Unless the producers of the next Spider-Man flick are committing some deranged (yet potentially remunerative and rewarding) publicity scheme, there is something deliciously arthropodial in the air:
The Max Planck Institute in Germany has incorporated metal into the proteins of a spider’s silk, strengthening it further. The problem is getting enough spider silk to efficiently commercialize the process, so researchers are now working to incorporate metals into silkworms’ product.
Using a golden orb-weaver (one of the more popular research spiders due to its tough and elastic silk), researchers at the University of Akron, in Ohio, have controlled massed bundles of spider strands through humidity. With their method, Akron scientists have lifted and lowered a 100-milligram weight with a strand only five microns thick.
In theory, they say, it’s possible to lift tons. The problem is getting enough spider silk.
“Spider silk is one of the strongest and most resilient fibers known to mankind,” says analyst Joseph Noel of Emerging Growth Research of San Francisco. “It is significantly stronger than steel on a pound for pound basis... Spider silk… has no comparison relative to its ability to absorb energy before breakage occurs.”
Noel notes, “Kevlar pales in comparison.”
A Spider silk “super-fiber” would be aimed at the $90bn/year global technical textiles market.
Year of the Spider
It is impossible to farm or ranch spiders: they maintain territorial boundaries brutally, and will become cannibalistic in close quarters. But silkworms? They are hardly so individualistic. And centuries of controlled breeding have made them about 40% silk glands.

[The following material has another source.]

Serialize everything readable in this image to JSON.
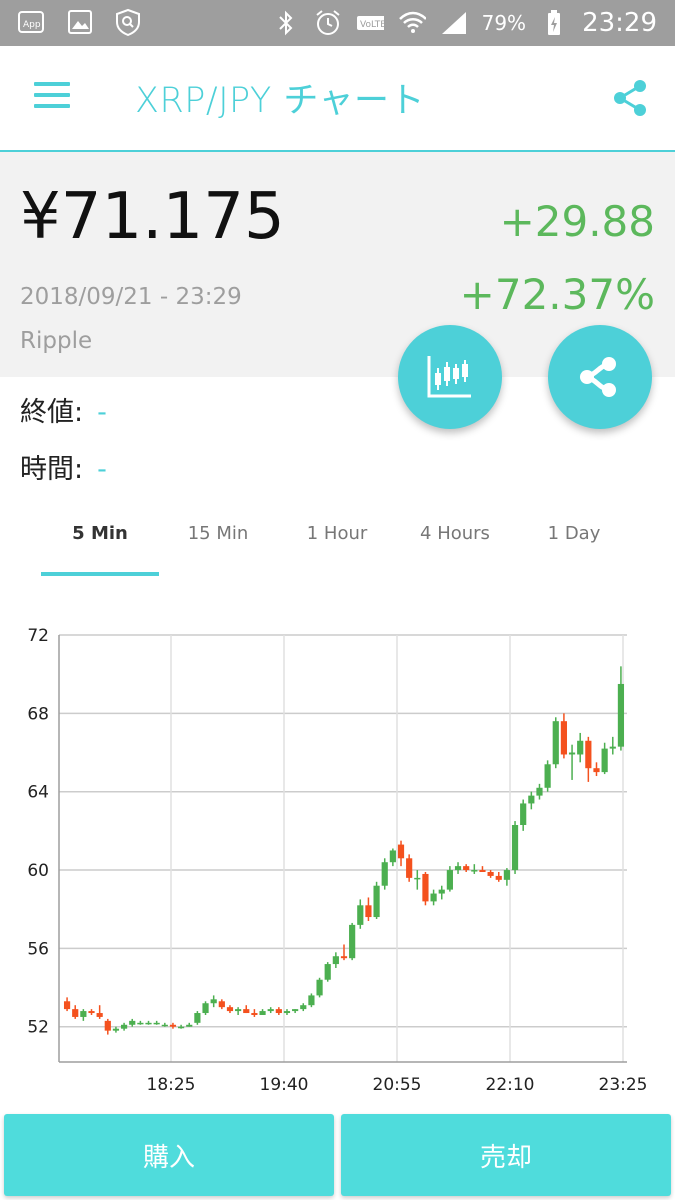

Researchers from the Lansing, Michigan-based Kraig Biocraft Laboratories (KBL), in cooperation with the University of Norte Dame and the University of Wyoming, are working on transplanting/crossing the DNA from the silk glands of spiders to the silk glands of silkworms to produce high-performance polymers, and Noel feels the company is “on the verge of a major breakthrough.”
One segment of the high-performance fibers market that KBL has its sights on is aramid fibers, where DuPont’s Kevlar rules the roost, with an estimated $5bn/year in sales.
Spider specialist Sarah Goodacre of the University of Nottingham, feels that the focus should move from the orb-weaver spider to other varieties. Her preference is the tarantula: "Tarantula silk really is one of the unexplored areas,” she told the BBC. “We don't know what it is made of or how useful it might be to us.”
Who knows? In a few months, I may be writing an article on which spider will win the biochemical spider silk research wars: The golden orb weaver, or the infamous tarantula?
Just as long as I get one of the first bulletproof spider silk shirts, either way, I’ll be happy.